Each state has its own set of rules for homebuyers and sellers alike. Tennessee is no different. Here are a few homebuyer and seller laws to keep in mind during your home search.
Home seller and buyer laws
What must sellers disclose? Tennessee state law requires home sellers to disclose any defects in the property for sale. This includes environmental hazards, issues with plumbing or electricity, previous remodeling work and past fire damage, as well as any knowledge the seller may have of defects in the roof, basement, foundation or doors. However, if a buyer and seller come to their own agreement, Tennessee allows sellers to forego the disclosure form to sell the house “as is.”
How does foreclosure work? Upon failure to pay a mortgage, lenders may choose to foreclose on a home. During the foreclosure process, some states require lenders to take the foreclosure process through the court system. These states are known as judicial states. Other states follow a non-judicial process, meaning that the foreclosure can proceed without a lender filing suit in court to begin foreclosure. Tennessee allows for both judicial and non-judicial foreclosures.
How is property divided in divorce? In what are known as “community property states,” joint assets such as income and real estate holdings are divided equally (50/50) during divorce proceedings. However, Tennessee is not one of these states. Rather, it is an “equitable distribution” state. In Tennessee, if a divorcing couple cannot come to full agreement on the division of all assets, a judge will do so, making a decision based on each party’s earnings and needs.
Does a lawyer need to be present during a home closing? Some states, referred to as “attorney states,” require a lawyer be present during a home closing. Others, called “escrow states,” do not mandate the presence of an attorney during these proceedings. Tennessee falls into the latter camp: it does not specifically require an attorney to attend proceedings; rather, buyers and sellers can work through an escrow agent during the homebuying process.
Real estate transfer taxes: Upon closing, some states, including Tennessee, will impose a transfer tax. This tax typically is determined based on the total value of a property, and mortgage lenders are mandated to disclose the exact amount to any potential buyers. In Tennessee, buyers should prepare to pay a transfer tax rate of 0.37%, or $0.37 for every $100 in home value.
Property tax exemptions: Some homeowners in Tennessee may be eligible for property tax exemptions. These individuals include low-income seniors, homeowners with disabilities, veterans with disabilities or veterans’ surviving spouses, all of whom may qualify for tax relief through the Tennessee state government.
Typical property taxes: Homebuyers should always take property tax rates into account before deciding on a property. Depending on the location of the home, these property taxes can add up to significant costs each year. Tennessee has the 10th-lowest median property tax rate in the U.S., with a median statewide property tax rate of 0.68%. However, these rates can vary significantly by county and metropolitan area, so it’s important for homeowners to check with county governments to make sure they understand property tax laws in their area.
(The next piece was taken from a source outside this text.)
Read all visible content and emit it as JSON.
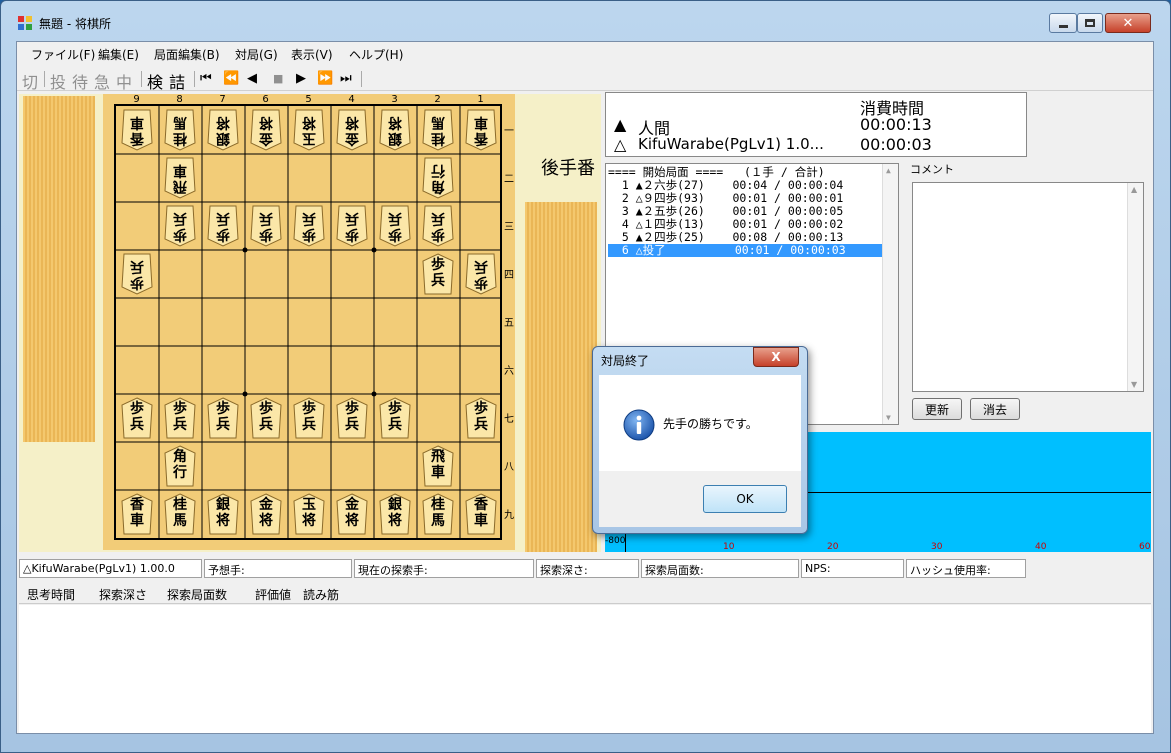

Conforming loan limits
For a single-family home, much of Tennessee has a maximum conforming loan limit of $484,350. Those in more expensive areas of Tennessee, such as Davidson County, where Nashville is located, may be eligible to borrow up to a maximum of $534,750.
Conforming loans are mortgages that follow guidelines set forth by Fannie Mae and Freddie Mac. These government-backed entities set national loan limits each year, as well as individual maximums by county or municipality. These are known as conforming loan limits — the maximum amount an individual may borrow for a mortgage loan, limiting the size of the loan.